4 Things You MUST Do Post Injury
Has this ever happened to you? You wake up on a seemingly normal morning. Maybe you slept poorly. Maybe you overexerted yourself the previous day. Maybe you are just really stressed about something… You go to stand up, and then it hits you. The PAIN! The cramping, tightening, debilitating pain. For some of us it’s the lower back, causing us to double over. For others it’s our neck or upper back, preventing us from turning our head, or worse yet, having our head stuck to one side or the other.
What should you do? Heat, ice, stretch, drugs, essential oils, wine… so many choices, but which is best?
I was reminded of this all too common scenario today when a patient came in unable to move her neck. She was in pain so intense there were tears in her eyes! If you’ve ever had a similar experience you know how awful it can be.
First thing, DO NOT USE HEAT! Most of us think heat will give us some immediate relief, but you’ll wind up worse in the long run. Any injury produces inflammation. Extra blood, fluids, cells, etc rush to the area to clean up damage and start rebuilding. But when you apply heat you’re causing an already irritated, inflamed area to inflame even more. The pain may feel slightly better at first due to the increased circulation, but it will come back with a vengeance!
Cold will take the edge off by decreasing excess inflammation. It will produce a numbing effect on the area. Cold does not feel quite as comfortable at first, but trust me, in the long run it is the best choice. If you do not have a cold pack, a bag of frozen veggies will work just as well.
There are also topical cooling gels that get great results and can last for hours.
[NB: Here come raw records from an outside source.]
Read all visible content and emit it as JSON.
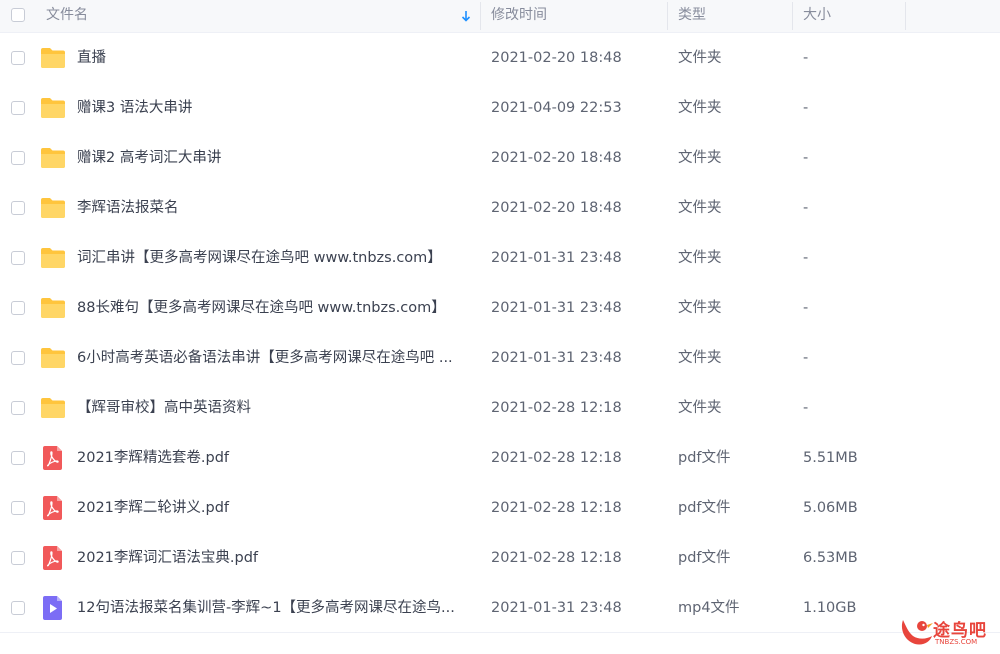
{
  "header": {
    "name": "文件名",
    "time": "修改时间",
    "type": "类型",
    "size": "大小"
  },
  "colors": {
    "folder": "#ffc53d",
    "pdf": "#f1595a",
    "video": "#7c6df5",
    "sort_arrow": "#1e90ff",
    "watermark": "#e8453c"
  },
  "rows": [
    {
      "icon": "folder-icon",
      "name": "直播",
      "time": "2021-02-20 18:48",
      "type": "文件夹",
      "size": "-"
    },
    {
      "icon": "folder-icon",
      "name": "赠课3 语法大串讲",
      "time": "2021-04-09 22:53",
      "type": "文件夹",
      "size": "-"
    },
    {
      "icon": "folder-icon",
      "name": "赠课2  高考词汇大串讲",
      "time": "2021-02-20 18:48",
      "type": "文件夹",
      "size": "-"
    },
    {
      "icon": "folder-icon",
      "name": "李辉语法报菜名",
      "time": "2021-02-20 18:48",
      "type": "文件夹",
      "size": "-"
    },
    {
      "icon": "folder-icon",
      "name": "词汇串讲【更多高考网课尽在途鸟吧 www.tnbzs.com】",
      "time": "2021-01-31 23:48",
      "type": "文件夹",
      "size": "-"
    },
    {
      "icon": "folder-icon",
      "name": "88长难句【更多高考网课尽在途鸟吧 www.tnbzs.com】",
      "time": "2021-01-31 23:48",
      "type": "文件夹",
      "size": "-"
    },
    {
      "icon": "folder-icon",
      "name": "6小时高考英语必备语法串讲【更多高考网课尽在途鸟吧 ...",
      "time": "2021-01-31 23:48",
      "type": "文件夹",
      "size": "-"
    },
    {
      "icon": "folder-icon",
      "name": "【辉哥审校】高中英语资料",
      "time": "2021-02-28 12:18",
      "type": "文件夹",
      "size": "-"
    },
    {
      "icon": "pdf-icon",
      "name": "2021李辉精选套卷.pdf",
      "time": "2021-02-28 12:18",
      "type": "pdf文件",
      "size": "5.51MB"
    },
    {
      "icon": "pdf-icon",
      "name": "2021李辉二轮讲义.pdf",
      "time": "2021-02-28 12:18",
      "type": "pdf文件",
      "size": "5.06MB"
    },
    {
      "icon": "pdf-icon",
      "name": "2021李辉词汇语法宝典.pdf",
      "time": "2021-02-28 12:18",
      "type": "pdf文件",
      "size": "6.53MB"
    },
    {
      "icon": "video-icon",
      "name": "12句语法报菜名集训营-李辉~1【更多高考网课尽在途鸟...",
      "time": "2021-01-31 23:48",
      "type": "mp4文件",
      "size": "1.10GB"
    }
  ],
  "watermark": {
    "text": "途鸟吧",
    "sub": "TNBZS.COM"
  }
}
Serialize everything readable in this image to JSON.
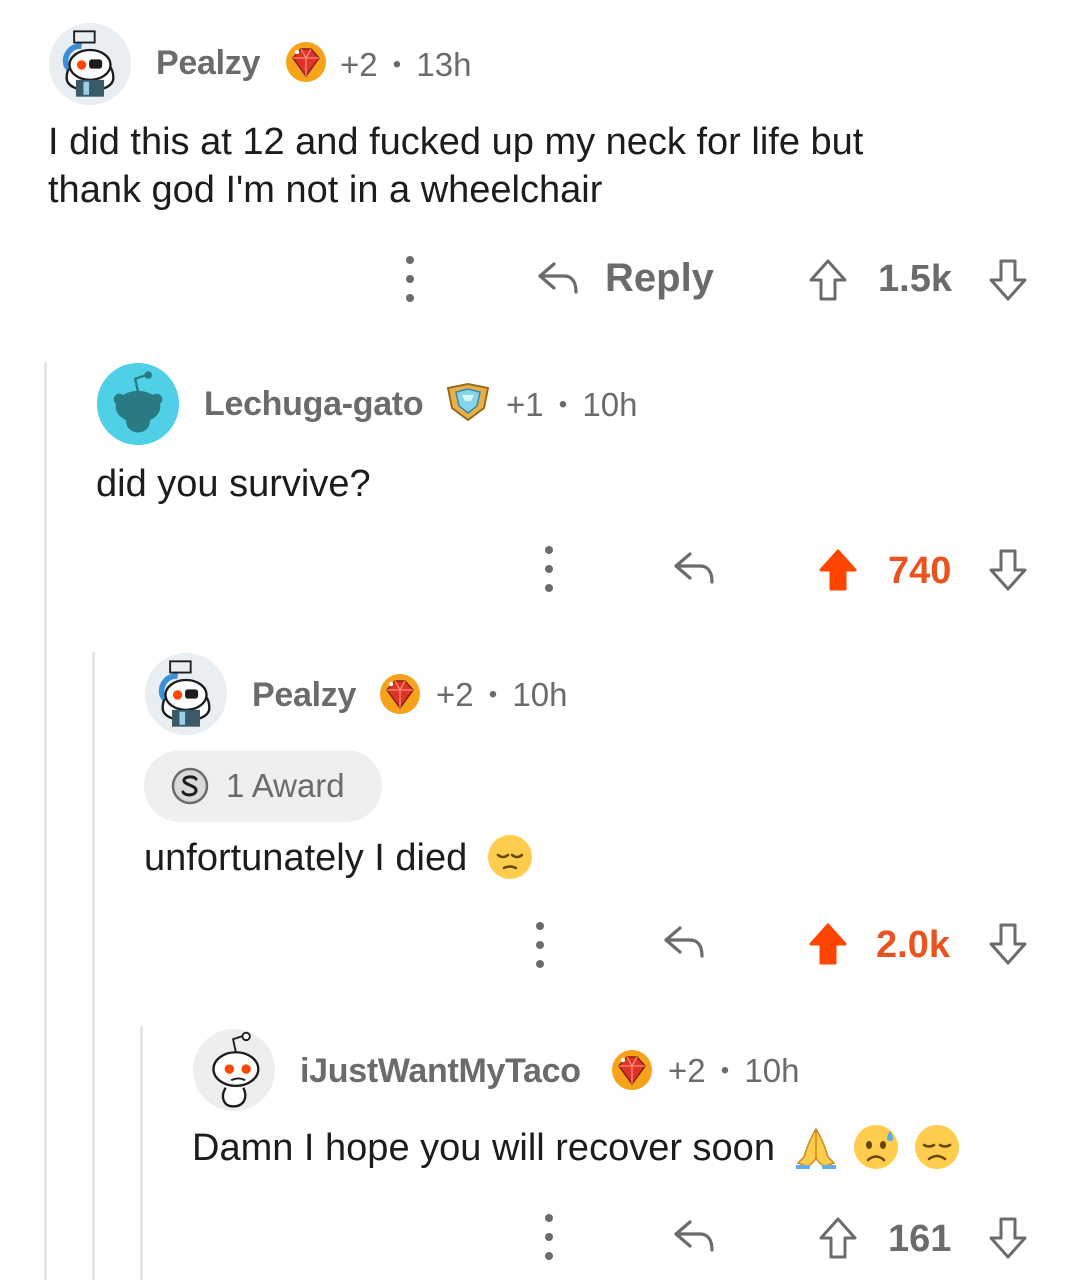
{
  "comments": [
    {
      "username": "Pealzy",
      "flair_count": "+2",
      "age": "13h",
      "body": "I did this at 12 and fucked up my neck for life but\nthank god I'm not in a wheelchair",
      "reply_label": "Reply",
      "score": "1.5k",
      "upvoted": false
    },
    {
      "username": "Lechuga-gato",
      "flair_count": "+1",
      "age": "10h",
      "body": "did you survive?",
      "score": "740",
      "upvoted": true
    },
    {
      "username": "Pealzy",
      "flair_count": "+2",
      "age": "10h",
      "award_label": "1 Award",
      "body": "unfortunately I died",
      "score": "2.0k",
      "upvoted": true
    },
    {
      "username": "iJustWantMyTaco",
      "flair_count": "+2",
      "age": "10h",
      "body": "Damn I hope you will recover soon",
      "score": "161",
      "upvoted": false
    }
  ],
  "separator": "•",
  "colors": {
    "upvote_active": "#ff4500",
    "score_active": "#e8541f",
    "meta_gray": "#6b6b6b",
    "thread_line": "#e6e6e6",
    "award_bg": "#efefef"
  },
  "icons": {
    "reply": "reply-arrow-icon",
    "upvote": "upvote-arrow-icon",
    "downvote": "downvote-arrow-icon",
    "more": "kebab-menu-icon",
    "award": "silver-award-icon",
    "flair_gem": "ruby-gem-flair-icon",
    "flair_shield": "diamond-shield-flair-icon"
  }
}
BioFreeze is one of leading brands on the market, however most use the same active ingredient and will have a similar effect. They are also quite portable and can be carried with you, or even placed in a first aid kit.
Another topical that my first aid kit will never be without is Arnica Gel. Arnica Montana is a homeopathic which speeds up healing and tissue repair, and helps with pain relief, inflammation, and bruising. With most injuries the first steps are apply Arnica and apply cold. (Note: Arnica gel should not be used on open wounds. If open wound you first need to clean or debride the wound, stop the bleeding with a styptic. For more tips on open wound care comment at the bottom with your email)
Once the initial inflammation has improved it will be much easier to assess just how bad the situation is. While you will want to rest (time is really the most important component to healing) some light movement and stretching can be quite helpful. For low back pain, stretching your hamstrings and going for a walk can help. For neck pain, lying with a neck roll, side-to-side stretching, or resistance stretching can help. Movement is good, but don’t overdo it. the purpose of the movement is to get the blood and lymph fluids moving and preventing the area from stiffening up. Use your judgement. If it’s making it worse STOP!
Pressure applied in the right way can also be very beneficial. If there is a muscle that is cramping or very tight, place steady pressure in the center of the tightness and gently move the muscle. If it is more of a joint sprain/strain injury, compress the area with an ACE bandage or medical tape.
If the injury is to a joint such as the ankle or knee, elevation can also help. Sit with the affected leg propped up. The elevation will help the excess inflammation drain out.
The acronym RICE can help you to remember what do.
Rest- Time is the most important factor
Ice- COOL the inflamed area
Compression- Pressure prevents excess inflammation, and can loosen tight muscles
Elevation- Prevents inflammation from pooling in certain parts of the body
If the injury is muscular, some light movement and trigger point work can help. If it is joint damage focus more on resting and immobilizing the joint for a few days.
So be safe. Be smart. And if you do get hurt, don’t do anything to make it worse!